Everyone is to blame for the current decrepit state of being in our nation’s capital. There’s a reason to assign guilt to and find the roots of dysfunction in every Washington resident institution. And, yes, according to our readers, that includes National Journal.
The hundreds of reader responses to National Journal‘s “Who Broke Washington” series run a full gamut of finger-pointing. Harry Reid’s a “PIMP and the PROSTUTE [sic]” writes one reader. “The Marxist in the White House” is to blame, another reader writes. Or maybe it’s Karl Rove, who’s been “the sole owner of driving the wedge between political parties.” The American people are to blame for not “decisively choosing between the two parties,” writes another. It’s the D.C. media’s fault “for sucking up to Washington’s powerful.” It’s National Journal‘s fault, because, as one reader wrote, “I think you know.”
No joke, two responders even left the blame at the feet of Jesus, compared with one vote for Satan.
This is obviously not scientific. People who comment on online stories (and we love you guys — keep doing your thing) are not representative of America as a whole. But polling backs up a “blame everyone” sentiment. A Pew survey from the end of last month found that 77 percent of Americans felt either angry at or frustrated with the federal government as a whole. And they are also not big fans of journalists and the media. A new CBS News poll finds that Americans are largely split in whom they blame for the government shutdown, with 44 percent blaming congressional Republicans and 35 percent blaming Democrats and the president.
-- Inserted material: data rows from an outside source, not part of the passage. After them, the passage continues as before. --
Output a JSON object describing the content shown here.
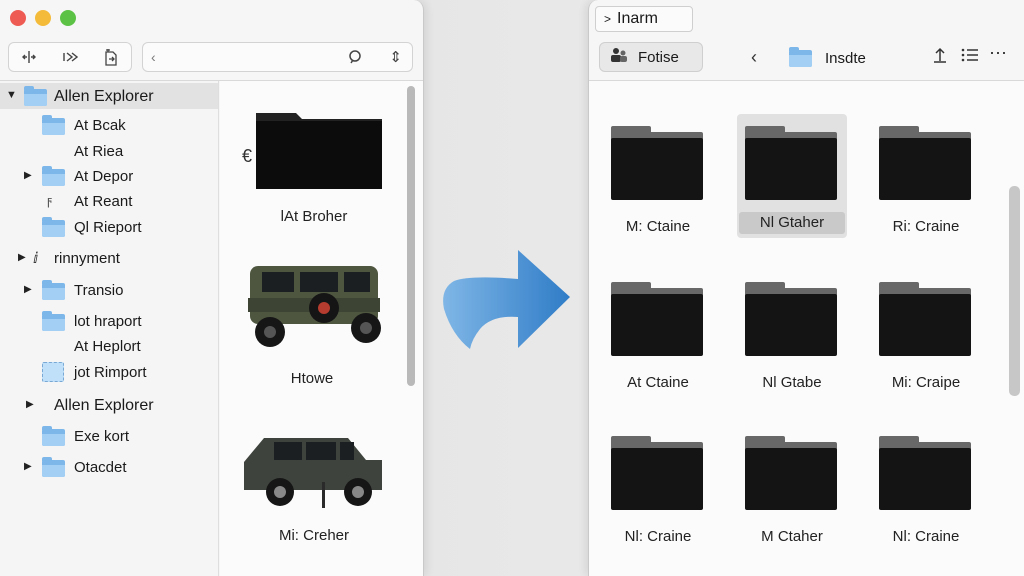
{
  "left_window": {
    "sidebar": {
      "items": [
        {
          "label": "Allen Explorer",
          "icon": "folder-icon",
          "expanded": true,
          "selected": true
        },
        {
          "label": "At Bcak",
          "icon": "folder-icon"
        },
        {
          "label": "At Riea",
          "icon": "none"
        },
        {
          "label": "At Depor",
          "icon": "folder-icon",
          "collapsed": true
        },
        {
          "label": "At Reant",
          "icon": "lightning-icon"
        },
        {
          "label": "Ql Rieport",
          "icon": "folder-icon"
        },
        {
          "label": "rinnyment",
          "icon": "cursor-icon",
          "collapsed": true
        },
        {
          "label": "Transio",
          "icon": "folder-icon",
          "collapsed": true
        },
        {
          "label": "lot hraport",
          "icon": "folder-icon"
        },
        {
          "label": "At Heplort",
          "icon": "none"
        },
        {
          "label": "jot Rimport",
          "icon": "image-icon"
        },
        {
          "label": "Allen Explorer",
          "icon": "none",
          "collapsed": true
        },
        {
          "label": "Exe kort",
          "icon": "folder-icon"
        },
        {
          "label": "Otacdet",
          "icon": "folder-icon",
          "collapsed": true
        }
      ]
    },
    "preview": {
      "items": [
        {
          "label": "lAt Broher",
          "kind": "black-folder"
        },
        {
          "label": "Htowe",
          "kind": "jeep-image"
        },
        {
          "label": "Mi: Creher",
          "kind": "suv-image"
        }
      ]
    }
  },
  "right_window": {
    "title": "Inarm",
    "view_button": "Fotise",
    "path": "Insdte",
    "grid": [
      {
        "label": "M: Ctaine"
      },
      {
        "label": "Nl Gtaher",
        "selected": true
      },
      {
        "label": "Ri: Craine"
      },
      {
        "label": "At Ctaine"
      },
      {
        "label": "Nl Gtabe"
      },
      {
        "label": "Mi: Craipe"
      },
      {
        "label": "Nl: Craine"
      },
      {
        "label": "M Ctaher"
      },
      {
        "label": "Nl: Craine"
      }
    ]
  },
  "colors": {
    "folder_blue": "#7db7ea",
    "arrow_blue": "#4a94d6",
    "traffic_red": "#ee5b52",
    "traffic_yellow": "#f4bb3a",
    "traffic_green": "#5cc245"
  }
}
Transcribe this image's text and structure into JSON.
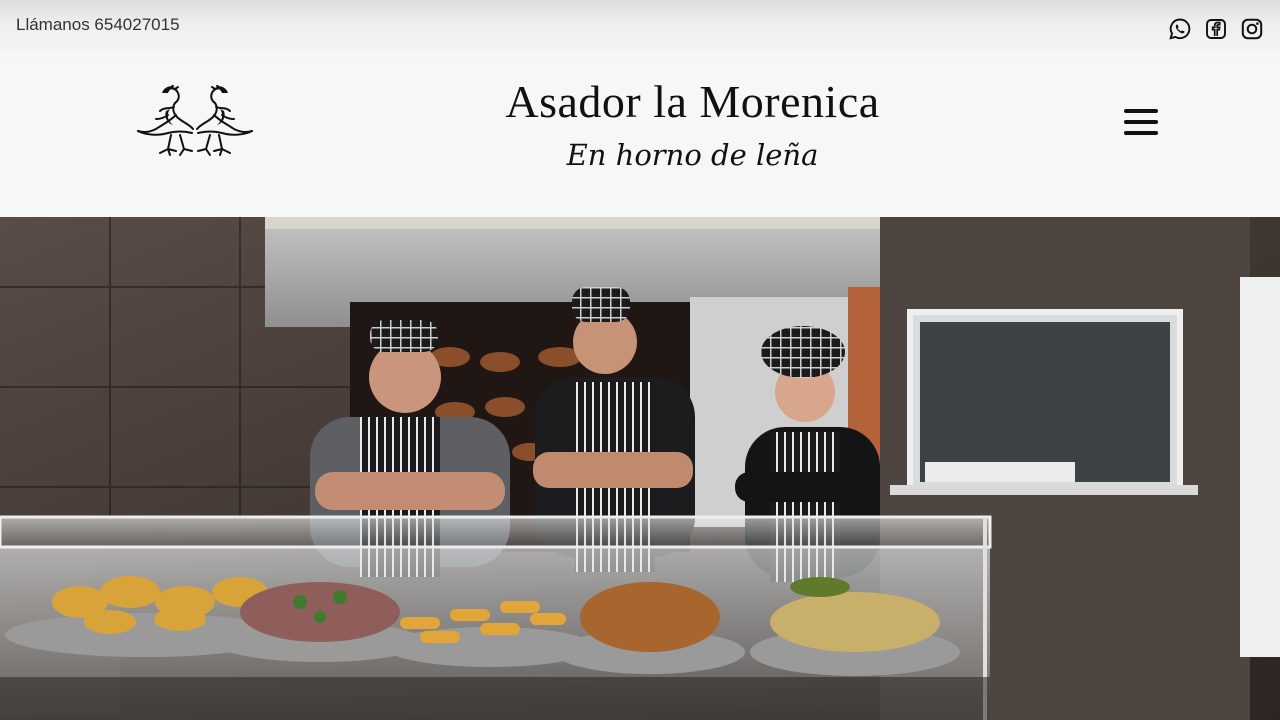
{
  "topbar": {
    "phone_text": "Llámanos 654027015",
    "social": [
      "whatsapp-icon",
      "facebook-icon",
      "instagram-icon"
    ]
  },
  "header": {
    "title": "Asador la Morenica",
    "tagline": "En horno de leña",
    "logo": "roosters-logo",
    "menu_icon": "hamburger-menu-icon"
  },
  "hero": {
    "image": "staff photo behind counter with rotisserie chickens and food trays"
  },
  "colors": {
    "page_bg": "#f6f7f9",
    "text": "#111111"
  }
}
Americans also don’t trust, well, polls.
In his “Who Broke Washington” piece today, Ron Fournier places blame on former House Republican Majority Leader Tom DeLay, a man who “checks every sleazy box,” from redistricting to a political “my-way-or-the-highway mind-set.” The thing is though — and Fournier gets at this point — this kind of aggressive political sorting is rampant among everyone. That, of course, includes our wonderful commenters.
National Journal‘s readers may be onto something when they blame a wide swath of America (and deities), political and otherwise, for our current political troubles. Large numbers of Americans don’t trust anything, and some resort to political demagoguery with ease. Washington isn’t going to get fixed by retreating to specialized outrage networks and calling each other “PROSTUTES.” The practice of assigning blame itself can become a crutch that keeps things broken. We may not have all “broken” Washington, but we may all deserve some of the blame for keeping it this way.
What We're Following See More »
"Even if House Republicans manage to get enough members of their party on board with the latest version of their health care bill, they will face another battle in the Senate: whether the bill complies with the chamber’s arcane ... Byrd rule, which stipulates all provisions in a reconciliation bill must affect federal spending and revenues in a way that is not merely incidental." Democrats should have the advantage in that fight, "unless the Senate pulls another 'nuclear option.'”
The House has passed a one-week spending bill that will avert a government shutdown which was set to begin at midnight. Lawmakers now have an extra week to come to a longer agreement which is expected to fund the government through the end of the fiscal year in September. The legislation now goes to the Senate, where it is expected to pass before President Trump signs it.
President Trump’s portrayal of an effort to funnel more Medicaid dollars to Puerto Rico as a "bailout" is complicating negotiations over a continuing resolution on the budget. "House Democrats are now requiring such assistance as a condition for supporting the continuing resolution," a position that the GOP leadership is amenable to. "But Mr. Trump’s apparent skepticism aligns him with conservative House Republicans inclined to view its request as a bailout, leaving the deal a narrow path to passage in Congress."
Democrats in the House are threatening to shut down the government if Republicans expedite a vote on a bill to repeal and replace Obamacare, said Democratic House Whip Steny Hoyer Thursday. Lawmakers have introduced a one-week spending bill to give themselves an extra week to reach a long-term funding deal, which seemed poised to pass easily. However, the White House is pressuring House Republicans to take a vote on their Obamacare replacement Friday to give Trump a legislative victory, though it is still not clear that they have the necessary votes to pass the health care bill. This could go down to the wire.